Retype each record exactly.

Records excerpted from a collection
※
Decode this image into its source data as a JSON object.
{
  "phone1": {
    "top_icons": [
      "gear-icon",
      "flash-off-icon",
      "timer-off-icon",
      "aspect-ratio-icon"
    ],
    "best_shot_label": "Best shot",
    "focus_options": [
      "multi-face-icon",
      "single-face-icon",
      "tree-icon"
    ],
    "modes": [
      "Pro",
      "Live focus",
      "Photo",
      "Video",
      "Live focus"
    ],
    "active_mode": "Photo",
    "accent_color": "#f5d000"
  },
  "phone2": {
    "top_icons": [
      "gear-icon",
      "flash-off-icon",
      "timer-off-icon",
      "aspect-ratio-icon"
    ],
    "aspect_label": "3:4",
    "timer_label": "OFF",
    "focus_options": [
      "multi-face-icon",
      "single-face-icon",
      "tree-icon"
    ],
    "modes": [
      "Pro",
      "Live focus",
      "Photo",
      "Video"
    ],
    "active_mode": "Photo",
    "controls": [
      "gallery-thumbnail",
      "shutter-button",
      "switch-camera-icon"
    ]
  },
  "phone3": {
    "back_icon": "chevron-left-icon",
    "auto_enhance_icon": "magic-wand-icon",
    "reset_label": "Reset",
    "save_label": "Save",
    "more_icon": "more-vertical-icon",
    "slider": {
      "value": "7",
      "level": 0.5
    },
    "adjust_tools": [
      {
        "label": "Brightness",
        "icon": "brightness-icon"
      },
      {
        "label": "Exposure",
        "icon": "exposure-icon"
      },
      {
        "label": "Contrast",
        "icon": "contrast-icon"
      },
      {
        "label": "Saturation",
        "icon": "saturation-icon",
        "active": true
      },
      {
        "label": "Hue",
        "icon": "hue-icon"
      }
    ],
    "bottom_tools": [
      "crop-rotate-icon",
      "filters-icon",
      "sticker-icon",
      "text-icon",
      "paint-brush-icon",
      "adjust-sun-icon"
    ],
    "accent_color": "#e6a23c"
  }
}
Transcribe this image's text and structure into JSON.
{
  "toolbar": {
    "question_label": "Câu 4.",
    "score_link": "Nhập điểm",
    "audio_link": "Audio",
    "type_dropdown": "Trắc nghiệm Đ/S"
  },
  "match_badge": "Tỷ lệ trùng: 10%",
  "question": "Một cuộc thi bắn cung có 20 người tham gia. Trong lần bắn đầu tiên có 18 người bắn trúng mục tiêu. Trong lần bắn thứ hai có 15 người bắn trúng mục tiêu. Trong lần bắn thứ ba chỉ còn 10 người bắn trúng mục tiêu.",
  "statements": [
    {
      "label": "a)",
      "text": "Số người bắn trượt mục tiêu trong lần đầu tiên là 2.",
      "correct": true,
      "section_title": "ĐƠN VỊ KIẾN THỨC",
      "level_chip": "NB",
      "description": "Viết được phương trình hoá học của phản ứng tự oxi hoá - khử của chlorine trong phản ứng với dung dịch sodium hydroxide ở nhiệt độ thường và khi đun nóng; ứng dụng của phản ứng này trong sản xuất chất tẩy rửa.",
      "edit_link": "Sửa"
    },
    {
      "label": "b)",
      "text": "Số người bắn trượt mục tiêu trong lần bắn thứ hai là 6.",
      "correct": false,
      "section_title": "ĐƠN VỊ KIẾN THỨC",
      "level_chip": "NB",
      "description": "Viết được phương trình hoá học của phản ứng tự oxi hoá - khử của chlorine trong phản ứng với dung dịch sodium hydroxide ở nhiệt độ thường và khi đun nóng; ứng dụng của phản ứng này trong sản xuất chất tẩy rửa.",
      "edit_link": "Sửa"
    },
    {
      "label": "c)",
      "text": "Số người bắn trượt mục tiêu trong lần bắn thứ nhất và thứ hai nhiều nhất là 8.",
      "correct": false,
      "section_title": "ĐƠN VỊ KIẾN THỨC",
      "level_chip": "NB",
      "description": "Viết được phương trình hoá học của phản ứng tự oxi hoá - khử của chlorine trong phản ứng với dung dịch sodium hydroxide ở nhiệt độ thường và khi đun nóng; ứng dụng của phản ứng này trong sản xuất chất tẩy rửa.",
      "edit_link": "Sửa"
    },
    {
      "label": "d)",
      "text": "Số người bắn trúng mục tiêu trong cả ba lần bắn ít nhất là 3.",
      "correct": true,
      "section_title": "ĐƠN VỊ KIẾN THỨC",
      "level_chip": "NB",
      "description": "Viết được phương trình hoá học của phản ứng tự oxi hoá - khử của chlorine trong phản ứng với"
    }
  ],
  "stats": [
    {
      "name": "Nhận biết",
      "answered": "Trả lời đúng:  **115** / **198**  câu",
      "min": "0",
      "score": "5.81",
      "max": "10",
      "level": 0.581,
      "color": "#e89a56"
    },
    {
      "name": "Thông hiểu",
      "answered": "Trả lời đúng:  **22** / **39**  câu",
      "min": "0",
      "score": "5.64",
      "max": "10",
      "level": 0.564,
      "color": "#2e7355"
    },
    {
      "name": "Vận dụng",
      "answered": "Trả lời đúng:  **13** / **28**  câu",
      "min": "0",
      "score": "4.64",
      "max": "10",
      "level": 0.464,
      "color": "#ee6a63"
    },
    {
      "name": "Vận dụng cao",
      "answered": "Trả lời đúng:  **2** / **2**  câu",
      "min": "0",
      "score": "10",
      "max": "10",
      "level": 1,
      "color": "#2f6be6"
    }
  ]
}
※
◆ Task response ◆
Decode this image into its source data as a JSON object.
{
  "phone1": {
    "top_icons": [
      "gear-icon",
      "flash-off-icon",
      "timer-off-icon",
      "aspect-ratio-icon"
    ],
    "best_shot_label": "Best shot",
    "focus_options": [
      "multi-face-icon",
      "single-face-icon",
      "tree-icon"
    ],
    "modes": [
      "Pro",
      "Live focus",
      "Photo",
      "Video",
      "Live focus"
    ],
    "active_mode": "Photo",
    "accent_color": "#f5d000"
  },
  "phone2": {
    "top_icons": [
      "gear-icon",
      "flash-off-icon",
      "timer-off-icon",
      "aspect-ratio-icon"
    ],
    "aspect_label": "3:4",
    "timer_label": "OFF",
    "focus_options": [
      "multi-face-icon",
      "single-face-icon",
      "tree-icon"
    ],
    "modes": [
      "Pro",
      "Live focus",
      "Photo",
      "Video"
    ],
    "active_mode": "Photo",
    "controls": [
      "gallery-thumbnail",
      "shutter-button",
      "switch-camera-icon"
    ]
  },
  "phone3": {
    "back_icon": "chevron-left-icon",
    "auto_enhance_icon": "magic-wand-icon",
    "reset_label": "Reset",
    "save_label": "Save",
    "more_icon": "more-vertical-icon",
    "slider": {
      "value": "7",
      "level": 0.5
    },
    "adjust_tools": [
      {
        "label": "Brightness",
        "icon": "brightness-icon"
      },
      {
        "label": "Exposure",
        "icon": "exposure-icon"
      },
      {
        "label": "Contrast",
        "icon": "contrast-icon"
      },
      {
        "label": "Saturation",
        "icon": "saturation-icon",
        "active": true
      },
      {
        "label": "Hue",
        "icon": "hue-icon"
      }
    ],
    "bottom_tools": [
      "crop-rotate-icon",
      "filters-icon",
      "sticker-icon",
      "text-icon",
      "paint-brush-icon",
      "adjust-sun-icon"
    ],
    "accent_color": "#e6a23c"
  }
}
Transcribe this image's text and structure into JSON.
{
  "toolbar": {
    "question_label": "Câu 4.",
    "score_link": "Nhập điểm",
    "audio_link": "Audio",
    "type_dropdown": "Trắc nghiệm Đ/S"
  },
  "match_badge": "Tỷ lệ trùng: 10%",
  "question": "Một cuộc thi bắn cung có 20 người tham gia. Trong lần bắn đầu tiên có 18 người bắn trúng mục tiêu. Trong lần bắn thứ hai có 15 người bắn trúng mục tiêu. Trong lần bắn thứ ba chỉ còn 10 người bắn trúng mục tiêu.",
  "statements": [
    {
      "label": "a)",
      "text": "Số người bắn trượt mục tiêu trong lần đầu tiên là 2.",
      "correct": true,
      "section_title": "ĐƠN VỊ KIẾN THỨC",
      "level_chip": "NB",
      "description": "Viết được phương trình hoá học của phản ứng tự oxi hoá - khử của chlorine trong phản ứng với dung dịch sodium hydroxide ở nhiệt độ thường và khi đun nóng; ứng dụng của phản ứng này trong sản xuất chất tẩy rửa.",
      "edit_link": "Sửa"
    },
    {
      "label": "b)",
      "text": "Số người bắn trượt mục tiêu trong lần bắn thứ hai là 6.",
      "correct": false,
      "section_title": "ĐƠN VỊ KIẾN THỨC",
      "level_chip": "NB",
      "description": "Viết được phương trình hoá học của phản ứng tự oxi hoá - khử của chlorine trong phản ứng với dung dịch sodium hydroxide ở nhiệt độ thường và khi đun nóng; ứng dụng của phản ứng này trong sản xuất chất tẩy rửa.",
      "edit_link": "Sửa"
    },
    {
      "label": "c)",
      "text": "Số người bắn trượt mục tiêu trong lần bắn thứ nhất và thứ hai nhiều nhất là 8.",
      "correct": false,
      "section_title": "ĐƠN VỊ KIẾN THỨC",
      "level_chip": "NB",
      "description": "Viết được phương trình hoá học của phản ứng tự oxi hoá - khử của chlorine trong phản ứng với dung dịch sodium hydroxide ở nhiệt độ thường và khi đun nóng; ứng dụng của phản ứng này trong sản xuất chất tẩy rửa.",
      "edit_link": "Sửa"
    },
    {
      "label": "d)",
      "text": "Số người bắn trúng mục tiêu trong cả ba lần bắn ít nhất là 3.",
      "correct": true,
      "section_title": "ĐƠN VỊ KIẾN THỨC",
      "level_chip": "NB",
      "description": "Viết được phương trình hoá học của phản ứng tự oxi hoá - khử của chlorine trong phản ứng với"
    }
  ],
  "stats": [
    {
      "name": "Nhận biết",
      "answered": "Trả lời đúng:  **115** / **198**  câu",
      "min": "0",
      "score": "5.81",
      "max": "10",
      "level": 0.581,
      "color": "#e89a56"
    },
    {
      "name": "Thông hiểu",
      "answered": "Trả lời đúng:  **22** / **39**  câu",
      "min": "0",
      "score": "5.64",
      "max": "10",
      "level": 0.564,
      "color": "#2e7355"
    },
    {
      "name": "Vận dụng",
      "answered": "Trả lời đúng:  **13** / **28**  câu",
      "min": "0",
      "score": "4.64",
      "max": "10",
      "level": 0.464,
      "color": "#ee6a63"
    },
    {
      "name": "Vận dụng cao",
      "answered": "Trả lời đúng:  **2** / **2**  câu",
      "min": "0",
      "score": "10",
      "max": "10",
      "level": 1,
      "color": "#2f6be6"
    }
  ]
}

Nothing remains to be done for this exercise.